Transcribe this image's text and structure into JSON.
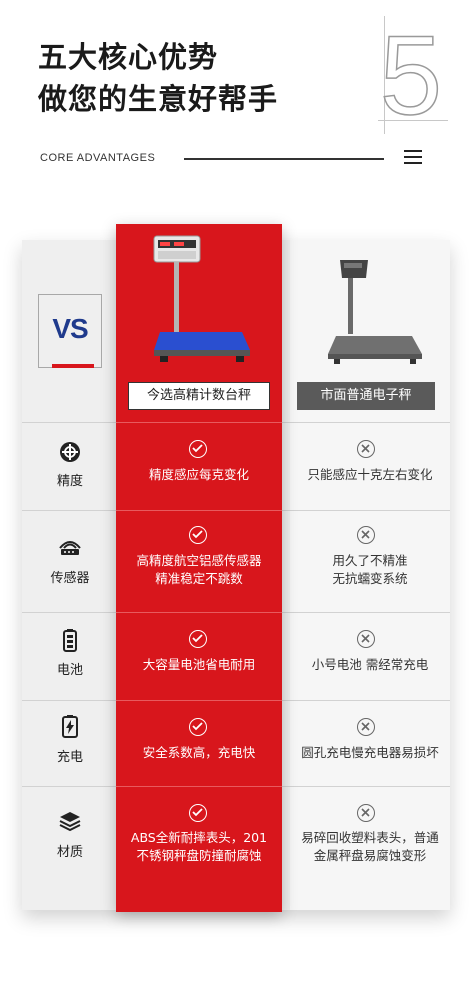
{
  "header": {
    "title_line1": "五大核心优势",
    "title_line2": "做您的生意好帮手",
    "number": "5",
    "subtitle": "CORE ADVANTAGES"
  },
  "comparison": {
    "vs_label": "VS",
    "ours_label": "今选高精计数台秤",
    "theirs_label": "市面普通电子秤",
    "rows": [
      {
        "feature": "精度",
        "icon": "precision-icon",
        "ours": "精度感应每克变化",
        "theirs": "只能感应十克左右变化"
      },
      {
        "feature": "传感器",
        "icon": "sensor-icon",
        "ours_line1": "高精度航空铝感传感器",
        "ours_line2": "精准稳定不跳数",
        "theirs_line1": "用久了不精准",
        "theirs_line2": "无抗蠕变系统"
      },
      {
        "feature": "电池",
        "icon": "battery-icon",
        "ours": "大容量电池省电耐用",
        "theirs": "小号电池 需经常充电"
      },
      {
        "feature": "充电",
        "icon": "charging-icon",
        "ours": "安全系数高，充电快",
        "theirs": "圆孔充电慢充电器易损坏"
      },
      {
        "feature": "材质",
        "icon": "layers-icon",
        "ours_line1": "ABS全新耐摔表头，201",
        "ours_line2": "不锈钢秤盘防撞耐腐蚀",
        "theirs_line1": "易碎回收塑料表头，普通",
        "theirs_line2": "金属秤盘易腐蚀变形"
      }
    ]
  },
  "colors": {
    "accent": "#d8161c",
    "vs_blue": "#1f3a8c",
    "gray_label": "#5a5a5a"
  }
}
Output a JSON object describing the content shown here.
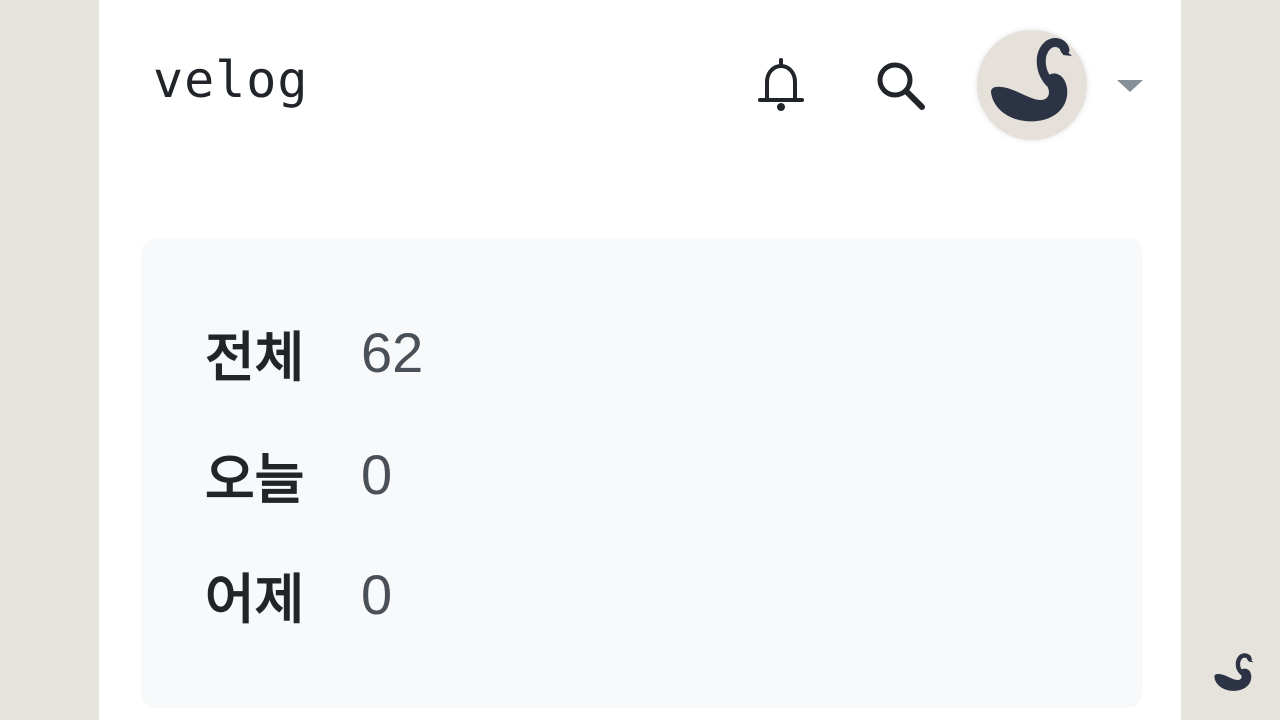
{
  "header": {
    "logo_text": "velog",
    "notification_icon": "bell-icon",
    "search_icon": "search-icon",
    "avatar_icon": "swan-icon",
    "dropdown_icon": "caret-down-icon"
  },
  "stats": {
    "rows": [
      {
        "label": "전체",
        "value": "62"
      },
      {
        "label": "오늘",
        "value": "0"
      },
      {
        "label": "어제",
        "value": "0"
      }
    ]
  },
  "colors": {
    "background": "#e6e2dc",
    "card": "#ffffff",
    "stats_panel": "#f8f9fa",
    "text_primary": "#212529",
    "text_value": "#495057",
    "icon_dark": "#2b3344"
  }
}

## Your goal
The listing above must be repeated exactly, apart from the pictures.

## Output
Transcribe this image's text and structure into JSON.
{
  "header": {
    "title_line1": "五大核心优势",
    "title_line2": "做您的生意好帮手",
    "number": "5",
    "subtitle": "CORE ADVANTAGES"
  },
  "comparison": {
    "vs_label": "VS",
    "ours_label": "今选高精计数台秤",
    "theirs_label": "市面普通电子秤",
    "rows": [
      {
        "feature": "精度",
        "icon": "precision-icon",
        "ours": "精度感应每克变化",
        "theirs": "只能感应十克左右变化"
      },
      {
        "feature": "传感器",
        "icon": "sensor-icon",
        "ours_line1": "高精度航空铝感传感器",
        "ours_line2": "精准稳定不跳数",
        "theirs_line1": "用久了不精准",
        "theirs_line2": "无抗蠕变系统"
      },
      {
        "feature": "电池",
        "icon": "battery-icon",
        "ours": "大容量电池省电耐用",
        "theirs": "小号电池 需经常充电"
      },
      {
        "feature": "充电",
        "icon": "charging-icon",
        "ours": "安全系数高，充电快",
        "theirs": "圆孔充电慢充电器易损坏"
      },
      {
        "feature": "材质",
        "icon": "layers-icon",
        "ours_line1": "ABS全新耐摔表头，201",
        "ours_line2": "不锈钢秤盘防撞耐腐蚀",
        "theirs_line1": "易碎回收塑料表头，普通",
        "theirs_line2": "金属秤盘易腐蚀变形"
      }
    ]
  },
  "colors": {
    "accent": "#d8161c",
    "vs_blue": "#1f3a8c",
    "gray_label": "#5a5a5a"
  }
}
Output a JSON object describing the content shown here.
{
  "header": {
    "logo_text": "velog",
    "notification_icon": "bell-icon",
    "search_icon": "search-icon",
    "avatar_icon": "swan-icon",
    "dropdown_icon": "caret-down-icon"
  },
  "stats": {
    "rows": [
      {
        "label": "전체",
        "value": "62"
      },
      {
        "label": "오늘",
        "value": "0"
      },
      {
        "label": "어제",
        "value": "0"
      }
    ]
  },
  "colors": {
    "background": "#e6e2dc",
    "card": "#ffffff",
    "stats_panel": "#f8f9fa",
    "text_primary": "#212529",
    "text_value": "#495057",
    "icon_dark": "#2b3344"
  }
}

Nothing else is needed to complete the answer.